### Task directions
Print out the records in full, keeping each word unchanged.

### Data shown
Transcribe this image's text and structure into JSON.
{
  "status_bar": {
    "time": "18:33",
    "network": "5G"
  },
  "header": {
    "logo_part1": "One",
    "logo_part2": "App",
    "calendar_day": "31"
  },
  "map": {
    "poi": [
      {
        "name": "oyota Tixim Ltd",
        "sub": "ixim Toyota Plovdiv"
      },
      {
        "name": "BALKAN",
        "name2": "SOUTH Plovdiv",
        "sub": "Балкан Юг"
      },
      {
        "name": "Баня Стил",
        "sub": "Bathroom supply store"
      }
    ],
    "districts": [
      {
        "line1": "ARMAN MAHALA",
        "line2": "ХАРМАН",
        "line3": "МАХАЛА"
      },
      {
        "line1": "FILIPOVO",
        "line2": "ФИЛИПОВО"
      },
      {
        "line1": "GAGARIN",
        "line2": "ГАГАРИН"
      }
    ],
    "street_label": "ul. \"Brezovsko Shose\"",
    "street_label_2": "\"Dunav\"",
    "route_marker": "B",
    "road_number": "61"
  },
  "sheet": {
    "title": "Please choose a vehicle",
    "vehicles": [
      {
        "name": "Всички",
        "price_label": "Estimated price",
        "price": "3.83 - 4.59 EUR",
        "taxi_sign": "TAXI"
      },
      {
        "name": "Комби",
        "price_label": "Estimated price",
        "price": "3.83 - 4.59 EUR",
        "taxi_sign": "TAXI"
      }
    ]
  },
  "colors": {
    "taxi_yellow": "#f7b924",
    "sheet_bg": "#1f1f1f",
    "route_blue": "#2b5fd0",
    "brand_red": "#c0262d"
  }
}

### Your response
Transcribe this image's text and structure into JSON.
{
  "status_bar": {
    "time": "18:33",
    "network": "5G"
  },
  "header": {
    "logo_part1": "One",
    "logo_part2": "App",
    "calendar_day": "31"
  },
  "map": {
    "poi": [
      {
        "name": "oyota Tixim Ltd",
        "sub": "ixim Toyota Plovdiv"
      },
      {
        "name": "BALKAN",
        "name2": "SOUTH Plovdiv",
        "sub": "Балкан Юг"
      },
      {
        "name": "Баня Стил",
        "sub": "Bathroom supply store"
      }
    ],
    "districts": [
      {
        "line1": "ARMAN MAHALA",
        "line2": "ХАРМАН",
        "line3": "МАХАЛА"
      },
      {
        "line1": "FILIPOVO",
        "line2": "ФИЛИПОВО"
      },
      {
        "line1": "GAGARIN",
        "line2": "ГАГАРИН"
      }
    ],
    "street_label": "ul. \"Brezovsko Shose\"",
    "street_label_2": "\"Dunav\"",
    "route_marker": "B",
    "road_number": "61"
  },
  "sheet": {
    "title": "Please choose a vehicle",
    "vehicles": [
      {
        "name": "Всички",
        "price_label": "Estimated price",
        "price": "3.83 - 4.59 EUR",
        "taxi_sign": "TAXI"
      },
      {
        "name": "Комби",
        "price_label": "Estimated price",
        "price": "3.83 - 4.59 EUR",
        "taxi_sign": "TAXI"
      }
    ]
  },
  "colors": {
    "taxi_yellow": "#f7b924",
    "sheet_bg": "#1f1f1f",
    "route_blue": "#2b5fd0",
    "brand_red": "#c0262d"
  }
}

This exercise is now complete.